→ **WHAT YOU HAVE TO DO**
From the data that follows, report how many lines hold the string "emoji", giving only the number.

→ **EXTRACTED MATERIAL**
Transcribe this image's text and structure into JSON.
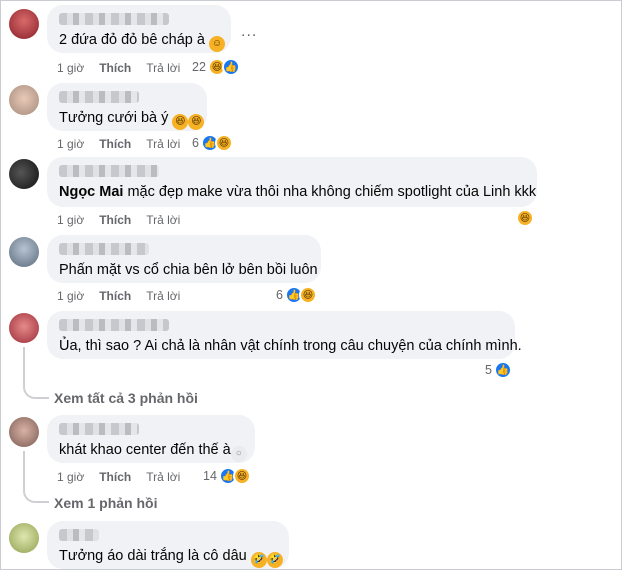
{
  "actions": {
    "time": "1 giờ",
    "like": "Thích",
    "reply": "Trả lời"
  },
  "more_label": "...",
  "colors": {
    "bubble": "#f0f2f5",
    "like": "#1877f2",
    "haha": "#f7b125",
    "meta": "#65676b"
  },
  "comments": [
    {
      "text": "2 đứa đỏ đỏ bê cháp à",
      "emoji": "grinning-emoji",
      "reactions": "22",
      "icons": [
        "haha-icon",
        "like-icon"
      ]
    },
    {
      "text": "Tưởng cưới bà ý",
      "emoji": "laughing-emoji",
      "reactions": "6",
      "icons": [
        "like-icon",
        "haha-icon"
      ]
    },
    {
      "mention": "Ngọc Mai",
      "text": " mặc đẹp make vừa thôi nha không chiếm spotlight của Linh kkk",
      "reactions": "",
      "icons": [
        "haha-icon"
      ]
    },
    {
      "text": "Phấn mặt vs cổ chia bên lở bên bồi luôn",
      "reactions": "6",
      "icons": [
        "like-icon",
        "haha-icon"
      ]
    },
    {
      "text": "Ủa, thì sao ? Ai chả là nhân vật chính trong câu chuyện của chính mình.",
      "reactions": "5",
      "icons": [
        "like-icon"
      ],
      "view_replies": "Xem tất cả 3 phản hồi"
    },
    {
      "text": "khát khao center đến thế à",
      "emoji": "neutral-emoji",
      "reactions": "14",
      "icons": [
        "like-icon",
        "haha-icon"
      ],
      "view_replies": "Xem 1 phản hồi"
    },
    {
      "text": "Tưởng áo dài trắng là cô dâu",
      "emoji": "rofl-emoji",
      "reactions": "",
      "icons": []
    }
  ]
}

→ **OUTPUT OF THE EXERCISE**
4